Well, it happened because your luck ran out. It’s the odds. Ten billion billion trillion specks of dust whizz past you or smack into a part of you that’s not sensitive enough to notice, but eventually, your luck runs out, then owie!!
The solar system isn’t that different. The biggest difference is that the Earth is an eyeball that’s roughly 8,000 miles wide, and the last real owie that hit is was about 65 million years ago. The result was a massive underwater crater near the Yucatan Peninsula and a change in environment that led to the extinction of the dinosaurs. It’s estimated that the rock which caused that was something like a mile wide which is pretty tiny compared to a lot of the stuff that’s out there now. But out there these falling rocks remain, just waiting for that ever so elusive gravity nudge that sends it on a course towards another major owie.

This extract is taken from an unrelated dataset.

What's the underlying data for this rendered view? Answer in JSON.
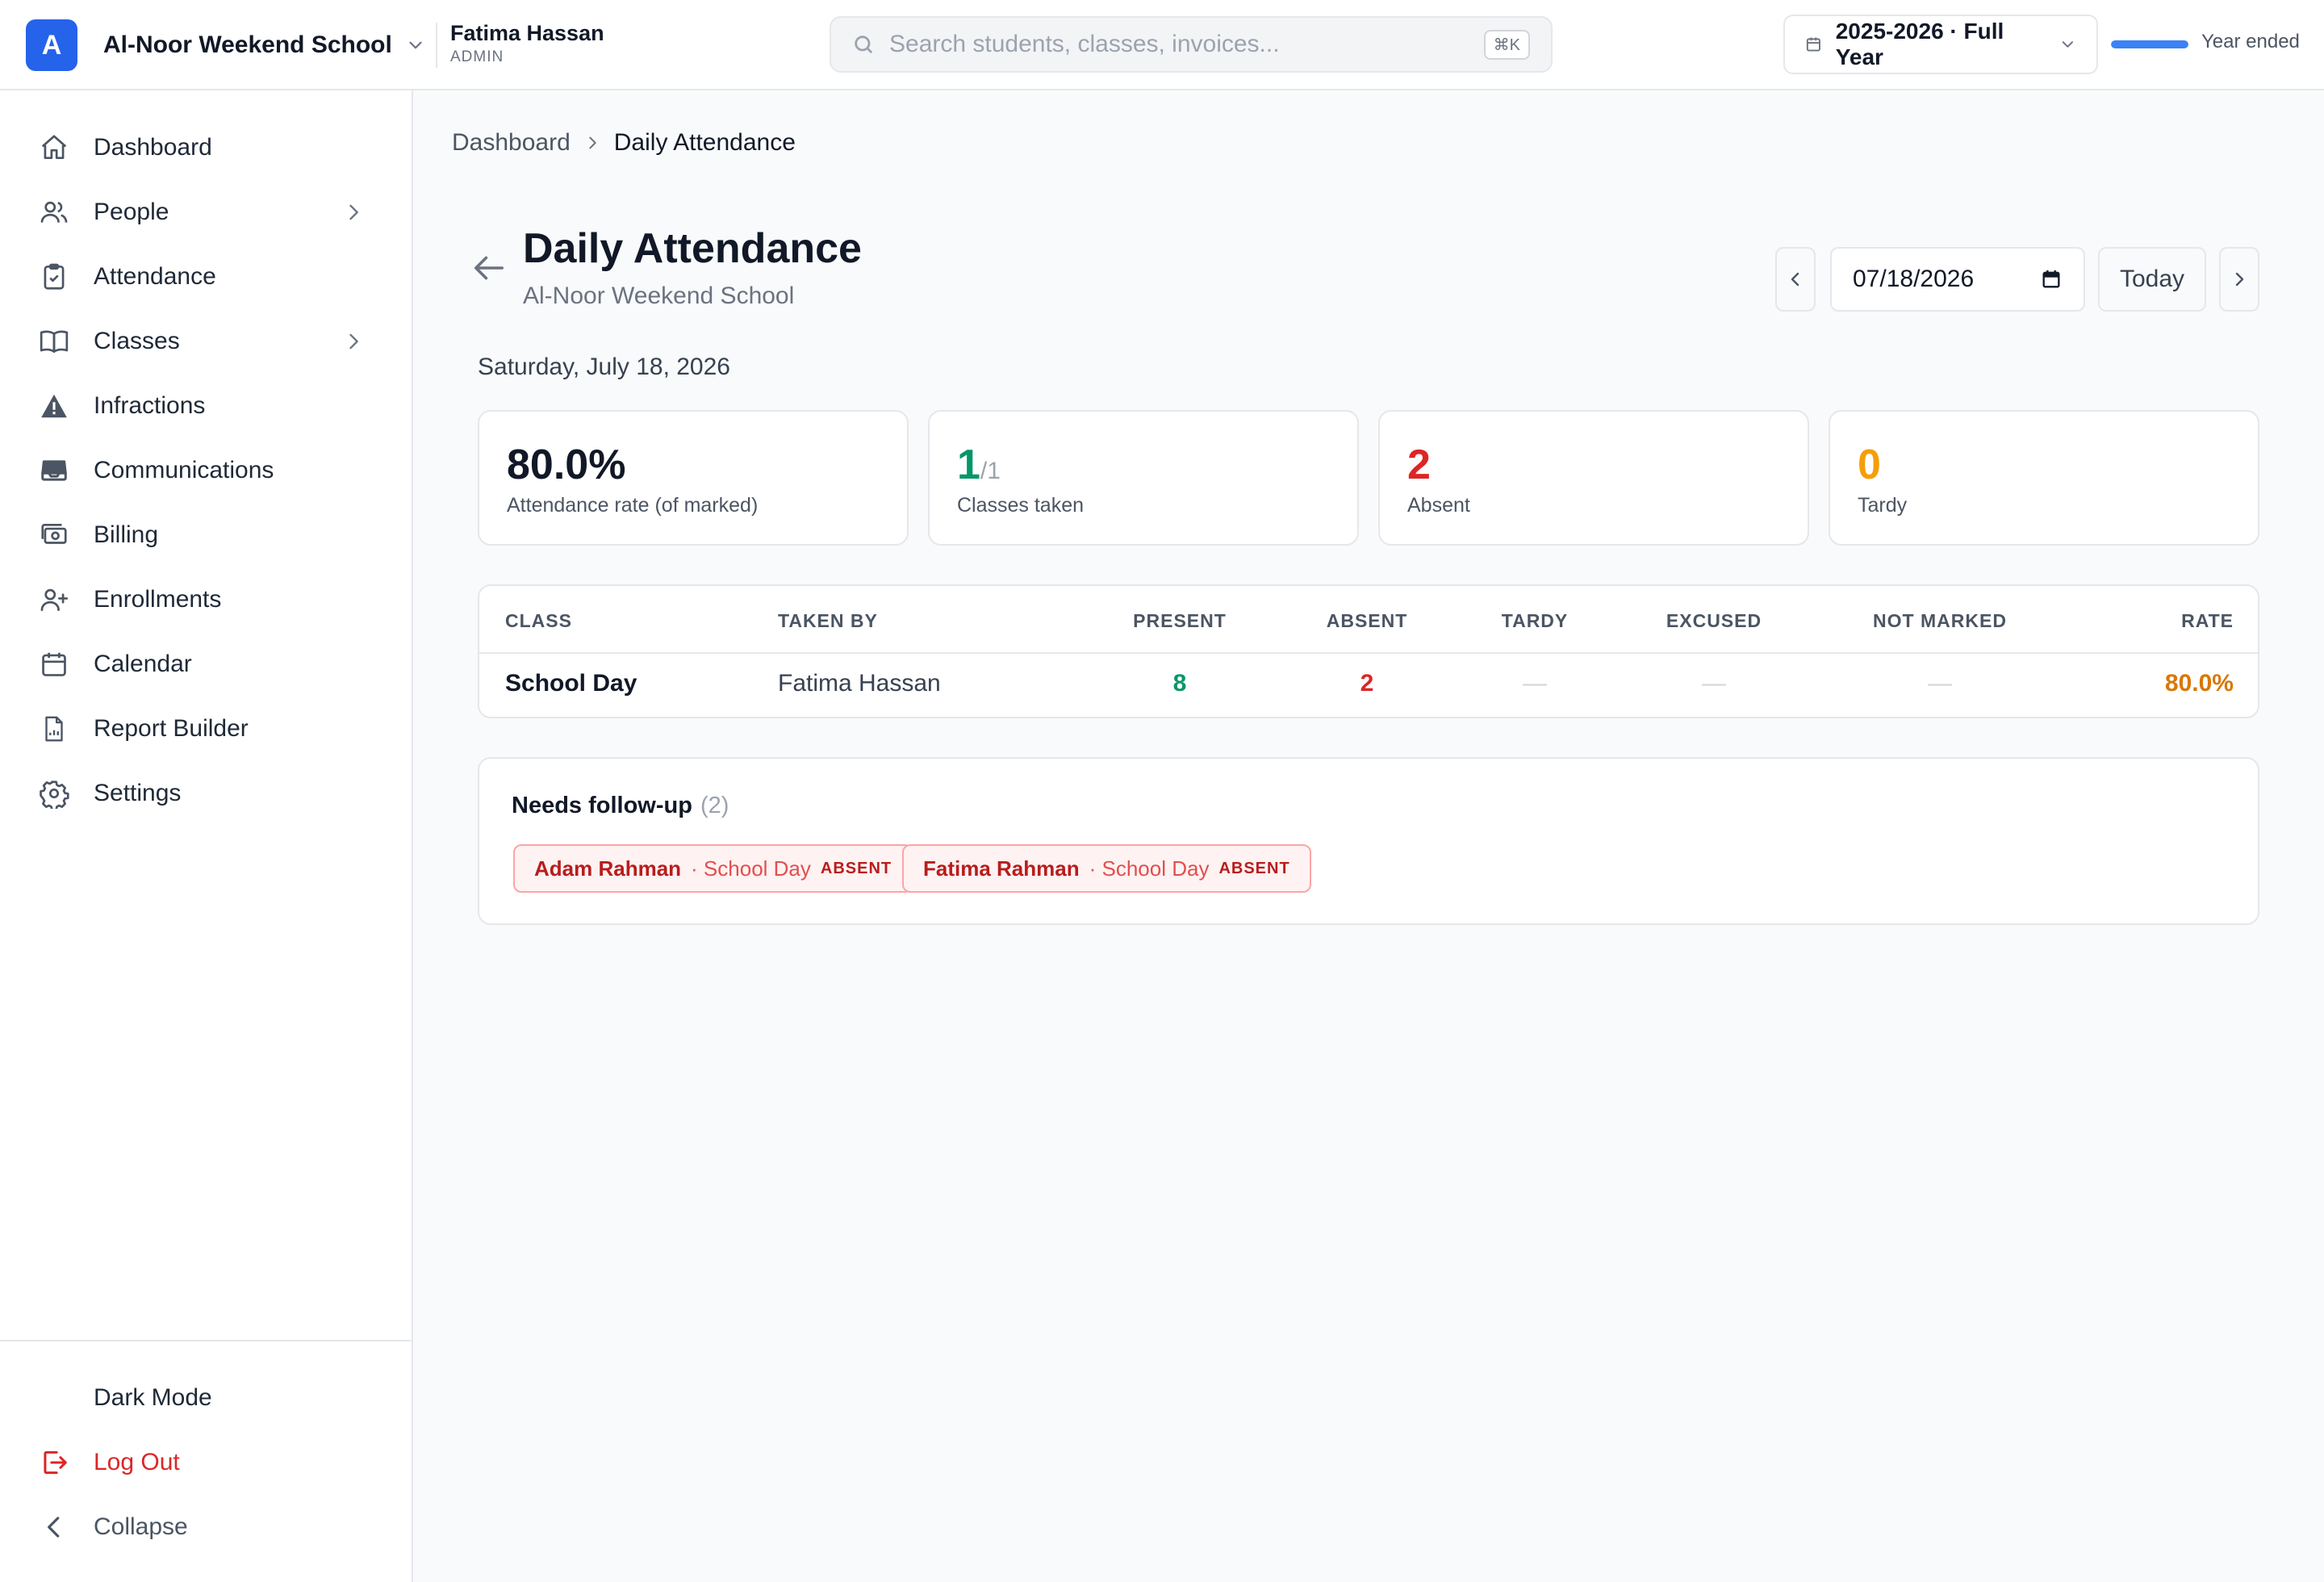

The thing we have going for us is that fact that we are here. We actually have the tools and knowledge we’d need to see something like a mile-wide rock from space while it’s still far enough away to do something about it. We aren’t doing much at the moment, which is disappointing because movies like Deep Impact and Armageddon aside, it really is just a matter of time and the chance of any given event happening is 100% if your time horizon is long enough. Clearly the editors of The Atlantic though it was worth a cover story.
Anyway, read the article. Enjoy!